Over the years, I’ve been privileged to work with a wide range of companies in the Tourism space. Whether we’re talking about Bed & Breakfasts or DMOs with millions of dollars in budget; I’ve seen it all. It’s an industry that is both complex but sophisticated. It’s one that has wide range of challenges but also filled with opportunity to drive meaningful and measurable results.
One specific vertical in Tourism that has always interested me, is the role of a DMO (Destination Marketing Organization). A DMO is typically a government funded agency that is responsible for developing and selling the brand for a specific destination. It’s their job to promote and highlight the activities, operators, landmarks and stories that make their destination attractive to new visitors.
Since the birth of social media, there’s been some great success stories in the Tourism space. Destinations from all over the globe have done a great job in building their brand on a high level through compelling advertising and communications tactics. But has it truly resulted in new visitors? More bums in seats and heads in beds? That’s still to be determined but here’s a few approaches that can surely help:
1. Tourist Identification
It’s not easy to create or measure a positive ROI on social media, but it is possible. The first thing DMO’s need to do is identify who it is they’re looking to bring to their destination. From there, it’s time to implement tactics that start to build their funnel as it relates to potential visitors.
Studies show that the web is the primary source of information for people planning their holidays and vacations. It’s the internet that leads them to sites like TripAdvisor to scan thousands of user generated reviews or social media to get a third party opinion from one of their friends or followers. This is where ROI is hidden.
As more and more people send out messages asking if they should visit Italy or Greece; there’s an increasing opportunity for DMO’s to get involved. It’s an opportunity for destinations to take one of three approaches:
- Aggressive Sale: In this approach, the DMO responds to the user by expressing how they’d love to have them. Additionally, the DMO could express that they would be happy to help ensure the trip is a memorable one. It’s the ideal approach and it’s one that can quickly lead to results.
- Passive Engagement: In this approach, the DMO favourites a users tweet letting them know they’re listening and on Twitter. This approach is more subtle but still effective. It gets the DMO on their radar but it doesn’t involve the direct sale.
- Accept Status Quo: In this approach, a DMO does what the majority of DMO’s are currently doing. They don’t respond, they don’t engage and they watch a potential tourist make their decision without any involvement. It’s a sure-fire way to leave dollars on the table and throw an opportunity out the door.
Before you start any of your tourist identification campaign, you should identify a process in which you will manage the various opportunities. The reason you want to identify a process is because some users will want additional support through the phone or email while others will simply communicate through social.

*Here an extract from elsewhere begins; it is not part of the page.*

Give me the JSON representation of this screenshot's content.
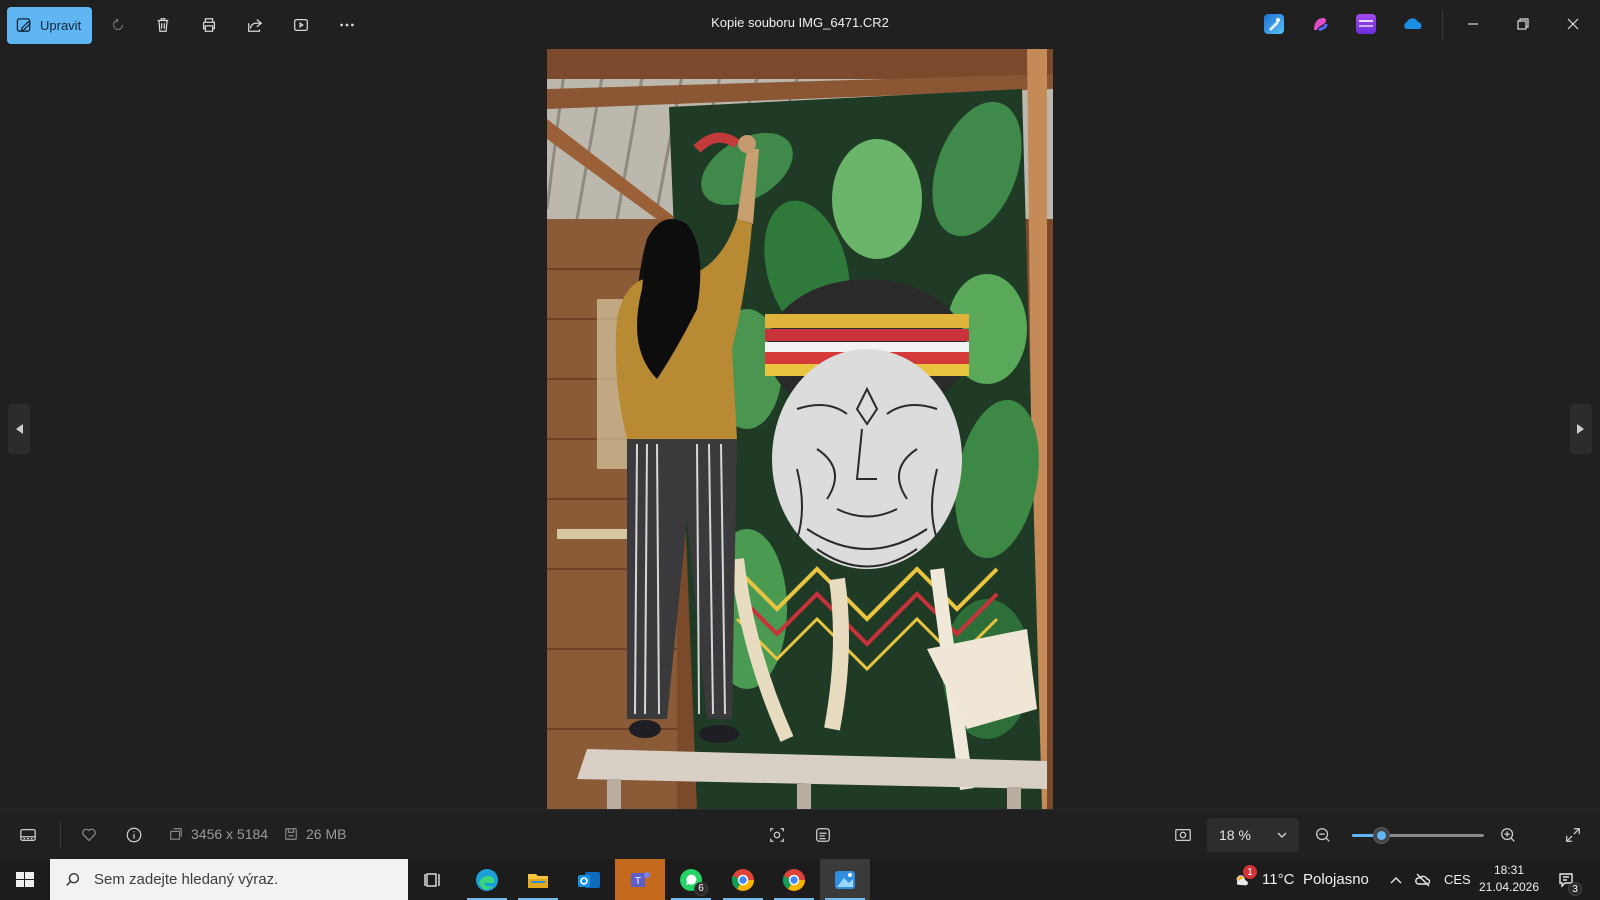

Once you start seeing the results from your tourist identification campaigns, you can start investing in long-term processes that will truly change the way you do business. You will start to share these insights with various operators in your destination so they too can benefit from the power of social selling.
2. Tourist Delight
Bringing the Wow to customers has always been one of the greatest benefits of using social media. In tourism, delivering that “wow moment” is easier than most industries because people are frequently frustrated with delays and cancellations. As such, there’s a huge opportunity for DMO’s to communicate with Tourists while they’re at their destination to further enhance their experience.
One way of delivering a sense of delight is to monitor the various conversations related to their destination and look out for people sharing pictures, vines or anything relevant that further tells a destinations story. Upon seeing this content, a DMO should engage with the user in authentic tone expressing that they’re grateful that they’ve visited and that they hope their trip is amazing. Furthermore, a DMO looking to make a biggest splash could even give users special perks or additional information that makes their trip memorable.
3. Tourist Satisfaction
If you ask anyone who has recently gone on vacation, how was it, they will typically light up with excitement at the chance to share with you the details of their vacation. A vacation is one of those experiences that people never forget and that they love to talk about and share. But all sharing isn’t created equal.
Some people go above and beyond the typical “Back from Vacation – OMG, looking forward to going back!” In fact, some people create blogs to showcase their experience and even document their travels with photo albums shared online. It’s the impact of technology and a driving factor of what other tourists will consume to make their choices on where they’ll visit and what they’ll do.
DMO’s should be on the look out for people who are leaving or just arrived home after visiting their destination. It’s these folks who are still salivating about their awesome experience and are stuck in vacation mode.That means destinations still have a window of opportunity to further build that brand affinity and relationship with the user.
Striking up a post-vacation conversation to ask someone what they liked they most or if they’d mind writing a review on Trip Advisor is an easy sell during the first few days after a vacation. It’s these little things that will influence the decisions of others considering your destination and ultimately drive an increase in visits.
What are some other ways that DMOs can use social media to drive success?